_Task to carry out_:
Copy out each line of the entries where the word "Rodríguez" is present.

_Given data_:
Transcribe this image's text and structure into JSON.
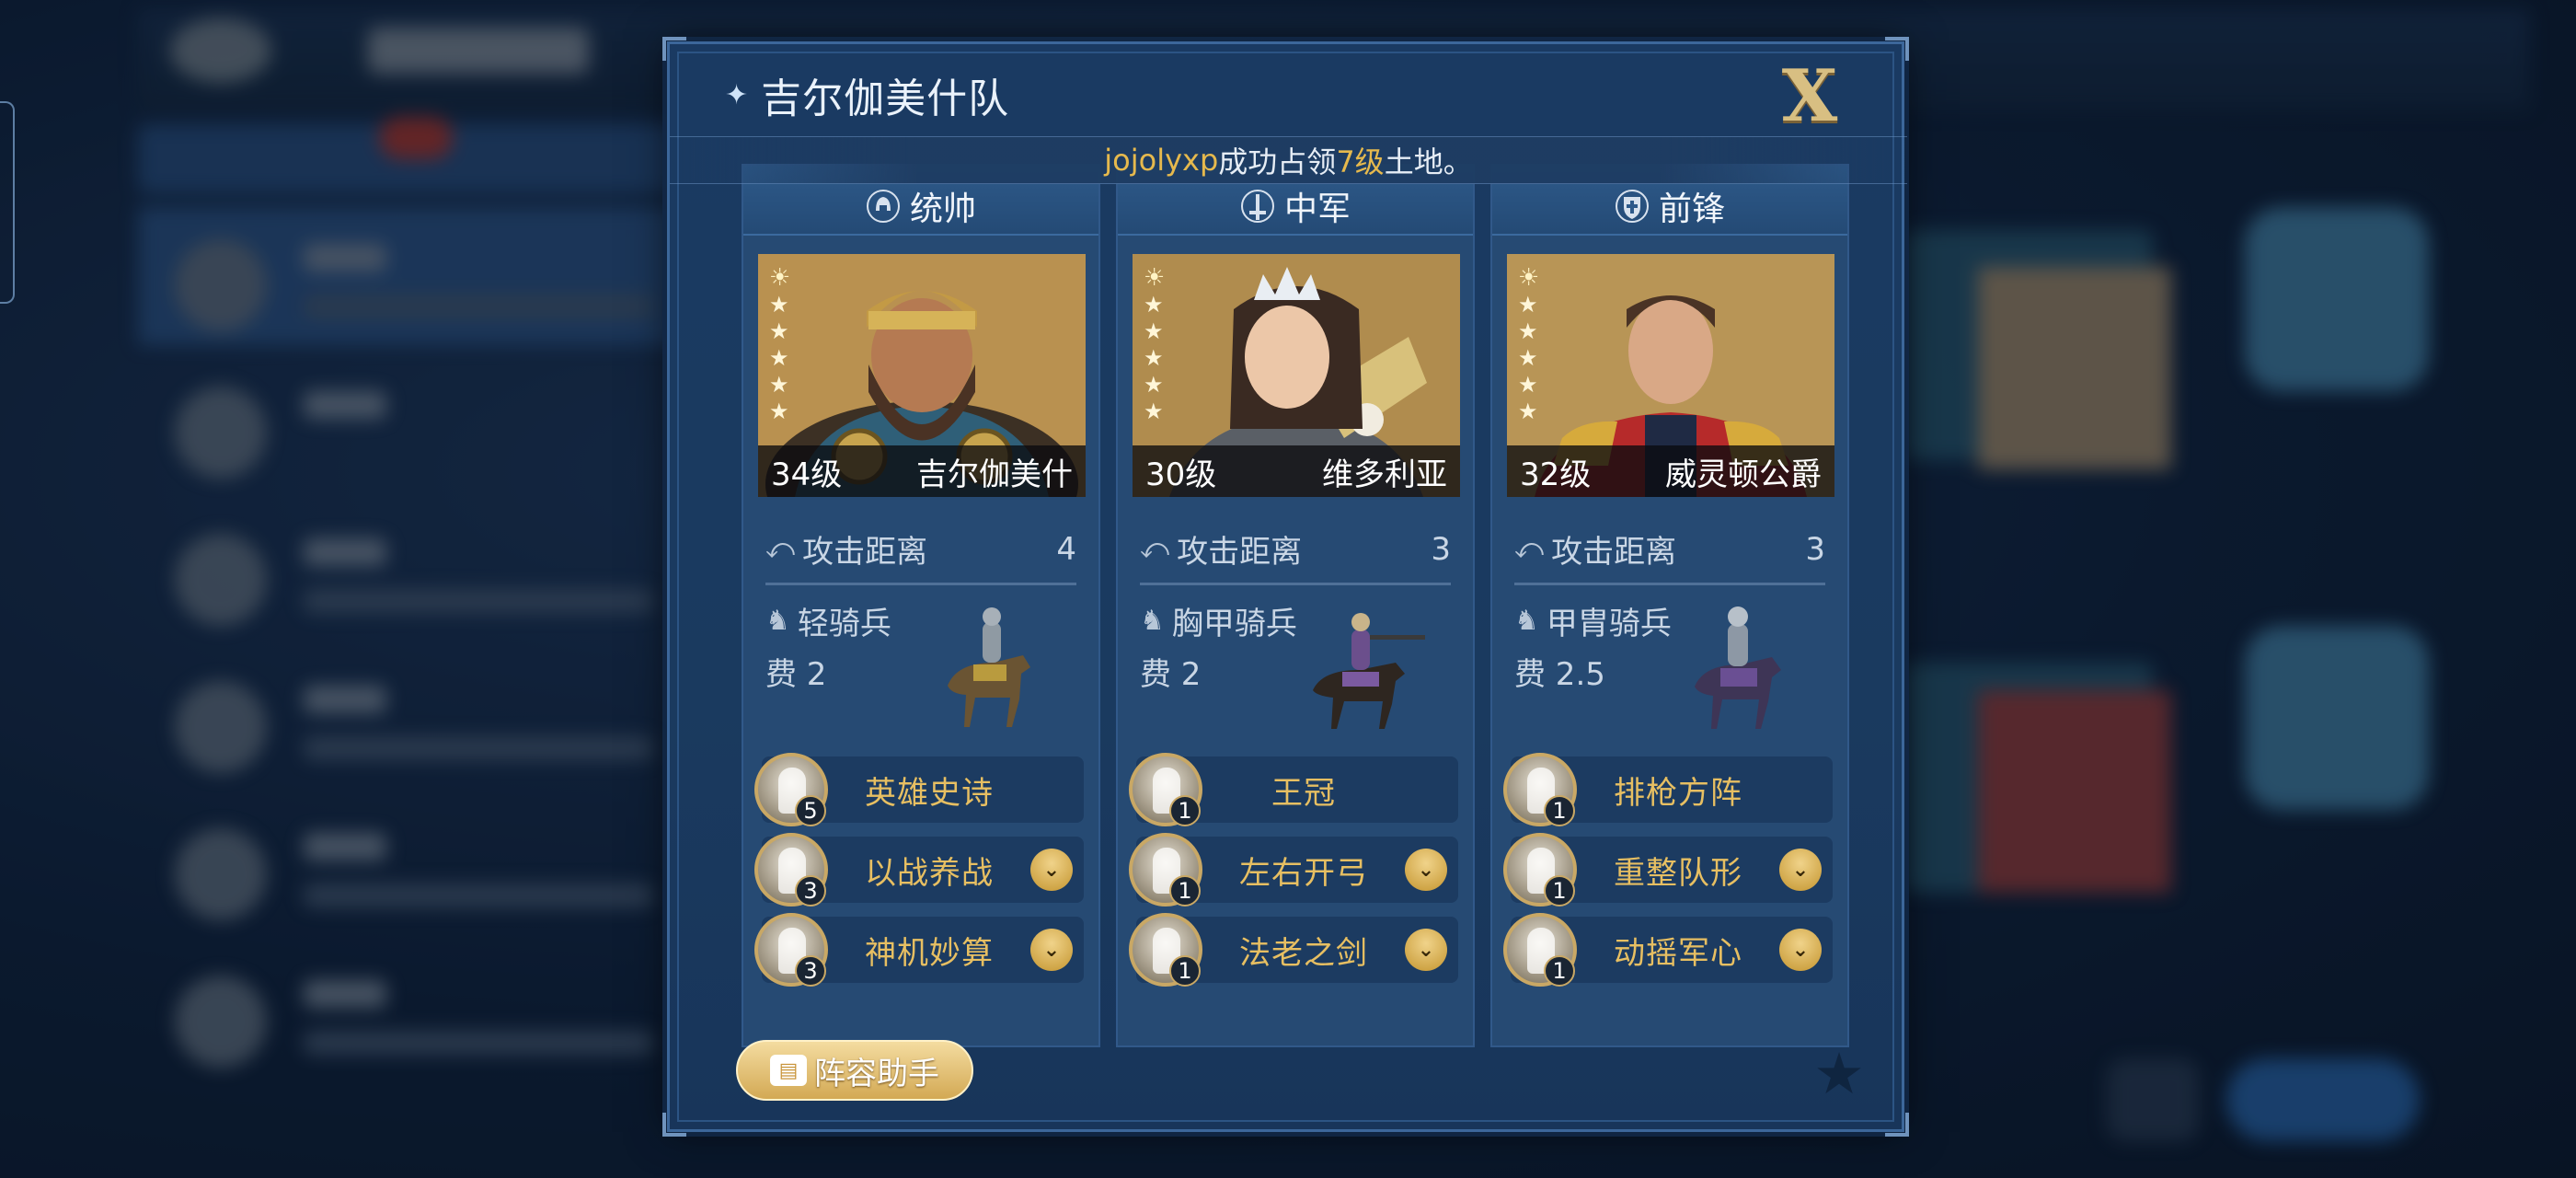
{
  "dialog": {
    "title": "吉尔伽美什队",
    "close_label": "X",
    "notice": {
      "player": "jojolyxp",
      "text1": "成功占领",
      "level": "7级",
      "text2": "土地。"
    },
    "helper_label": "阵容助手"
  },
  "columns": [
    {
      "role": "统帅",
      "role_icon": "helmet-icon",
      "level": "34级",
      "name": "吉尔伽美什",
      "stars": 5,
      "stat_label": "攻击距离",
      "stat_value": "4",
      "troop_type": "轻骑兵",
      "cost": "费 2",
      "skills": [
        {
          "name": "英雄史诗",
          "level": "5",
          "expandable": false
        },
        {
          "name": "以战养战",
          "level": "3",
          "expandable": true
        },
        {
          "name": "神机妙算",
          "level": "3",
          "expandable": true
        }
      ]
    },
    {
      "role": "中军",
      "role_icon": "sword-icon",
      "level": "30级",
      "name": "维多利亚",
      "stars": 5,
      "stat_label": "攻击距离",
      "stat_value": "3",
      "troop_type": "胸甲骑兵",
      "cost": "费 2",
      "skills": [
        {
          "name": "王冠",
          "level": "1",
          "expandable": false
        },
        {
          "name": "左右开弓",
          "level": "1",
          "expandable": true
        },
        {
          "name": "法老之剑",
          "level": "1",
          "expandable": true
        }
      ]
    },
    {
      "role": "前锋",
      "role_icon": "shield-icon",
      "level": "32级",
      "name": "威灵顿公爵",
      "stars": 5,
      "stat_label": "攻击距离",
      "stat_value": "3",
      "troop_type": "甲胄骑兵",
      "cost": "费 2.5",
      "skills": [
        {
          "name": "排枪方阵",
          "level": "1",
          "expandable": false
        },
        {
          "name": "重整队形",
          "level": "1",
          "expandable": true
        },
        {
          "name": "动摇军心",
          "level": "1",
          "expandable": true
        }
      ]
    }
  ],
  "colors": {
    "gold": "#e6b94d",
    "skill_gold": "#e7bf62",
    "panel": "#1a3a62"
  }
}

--

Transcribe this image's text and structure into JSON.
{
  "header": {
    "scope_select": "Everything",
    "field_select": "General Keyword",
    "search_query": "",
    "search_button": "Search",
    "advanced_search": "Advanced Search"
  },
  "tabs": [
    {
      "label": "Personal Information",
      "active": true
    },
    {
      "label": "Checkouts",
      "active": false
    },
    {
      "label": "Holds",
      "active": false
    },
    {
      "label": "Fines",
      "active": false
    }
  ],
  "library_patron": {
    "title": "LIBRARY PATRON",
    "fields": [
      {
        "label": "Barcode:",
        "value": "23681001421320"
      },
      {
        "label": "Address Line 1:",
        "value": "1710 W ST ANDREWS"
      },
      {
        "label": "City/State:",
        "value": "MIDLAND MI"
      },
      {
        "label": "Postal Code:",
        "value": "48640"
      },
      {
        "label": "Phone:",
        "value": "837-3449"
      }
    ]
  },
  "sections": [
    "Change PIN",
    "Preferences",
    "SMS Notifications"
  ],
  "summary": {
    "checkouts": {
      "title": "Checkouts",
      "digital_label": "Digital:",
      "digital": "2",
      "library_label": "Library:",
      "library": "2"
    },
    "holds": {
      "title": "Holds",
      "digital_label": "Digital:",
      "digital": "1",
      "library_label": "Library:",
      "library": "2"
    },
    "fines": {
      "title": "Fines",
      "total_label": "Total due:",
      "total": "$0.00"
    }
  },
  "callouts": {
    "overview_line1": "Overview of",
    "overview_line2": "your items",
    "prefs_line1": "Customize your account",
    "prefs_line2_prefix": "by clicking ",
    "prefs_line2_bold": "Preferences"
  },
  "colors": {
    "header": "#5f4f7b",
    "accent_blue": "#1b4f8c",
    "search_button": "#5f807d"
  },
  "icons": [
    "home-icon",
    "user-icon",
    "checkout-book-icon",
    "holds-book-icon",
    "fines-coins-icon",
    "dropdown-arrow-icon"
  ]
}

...

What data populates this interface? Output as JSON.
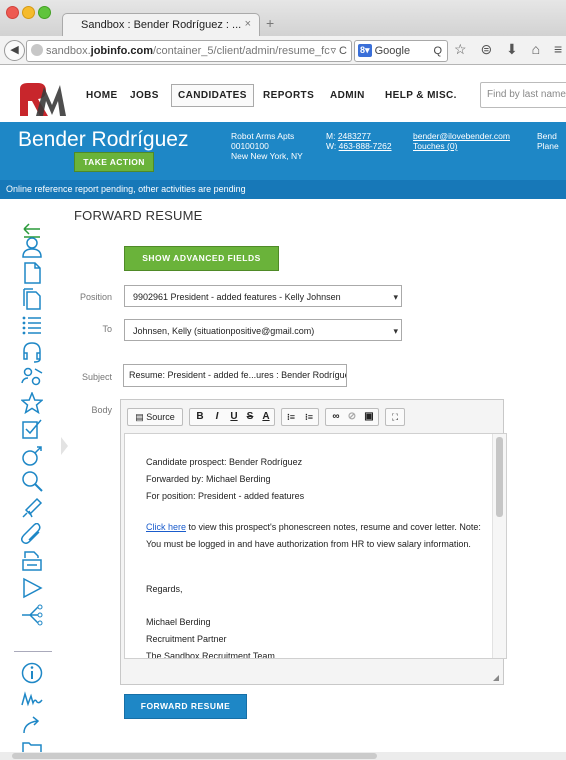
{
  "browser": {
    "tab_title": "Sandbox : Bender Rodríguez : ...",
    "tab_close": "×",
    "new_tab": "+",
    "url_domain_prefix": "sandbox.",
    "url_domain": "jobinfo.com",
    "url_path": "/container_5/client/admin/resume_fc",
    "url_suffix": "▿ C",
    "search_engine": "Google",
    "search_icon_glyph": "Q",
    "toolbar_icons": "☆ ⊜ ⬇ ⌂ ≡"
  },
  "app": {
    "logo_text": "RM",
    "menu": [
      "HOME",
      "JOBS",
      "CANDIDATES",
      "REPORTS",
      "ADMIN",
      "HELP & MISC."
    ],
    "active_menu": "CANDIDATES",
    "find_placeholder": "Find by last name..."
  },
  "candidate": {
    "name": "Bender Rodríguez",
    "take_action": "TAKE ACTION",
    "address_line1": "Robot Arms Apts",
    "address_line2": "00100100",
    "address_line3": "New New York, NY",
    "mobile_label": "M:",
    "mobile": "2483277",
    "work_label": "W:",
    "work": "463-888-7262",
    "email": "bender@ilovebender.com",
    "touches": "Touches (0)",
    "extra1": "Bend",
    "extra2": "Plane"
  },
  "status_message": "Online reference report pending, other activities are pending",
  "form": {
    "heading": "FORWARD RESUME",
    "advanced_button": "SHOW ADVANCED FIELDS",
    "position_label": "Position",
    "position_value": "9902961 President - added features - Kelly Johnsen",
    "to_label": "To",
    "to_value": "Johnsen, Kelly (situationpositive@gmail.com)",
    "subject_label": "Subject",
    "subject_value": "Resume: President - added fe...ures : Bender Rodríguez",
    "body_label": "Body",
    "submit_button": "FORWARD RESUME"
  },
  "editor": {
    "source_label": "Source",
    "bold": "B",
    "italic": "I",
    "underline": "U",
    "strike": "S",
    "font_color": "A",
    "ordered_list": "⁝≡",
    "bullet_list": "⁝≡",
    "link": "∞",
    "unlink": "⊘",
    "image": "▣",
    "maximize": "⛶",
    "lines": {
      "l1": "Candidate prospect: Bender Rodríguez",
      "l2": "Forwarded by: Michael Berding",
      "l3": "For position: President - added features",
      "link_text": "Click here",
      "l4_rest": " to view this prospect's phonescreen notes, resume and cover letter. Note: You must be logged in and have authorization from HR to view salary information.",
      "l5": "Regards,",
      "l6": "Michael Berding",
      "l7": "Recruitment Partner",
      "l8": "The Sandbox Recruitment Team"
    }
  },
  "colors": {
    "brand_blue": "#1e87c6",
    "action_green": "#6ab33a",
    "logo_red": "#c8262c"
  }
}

_Response box_:
    "tab_title": "Sandbox : Bender Rodríguez : ...",
    "name": "Bender Rodríguez",
    "subject_value": "Resume: President - added fe...ures : Bender Rodríguez",
      "l1": "Candidate prospect: Bender Rodríguez",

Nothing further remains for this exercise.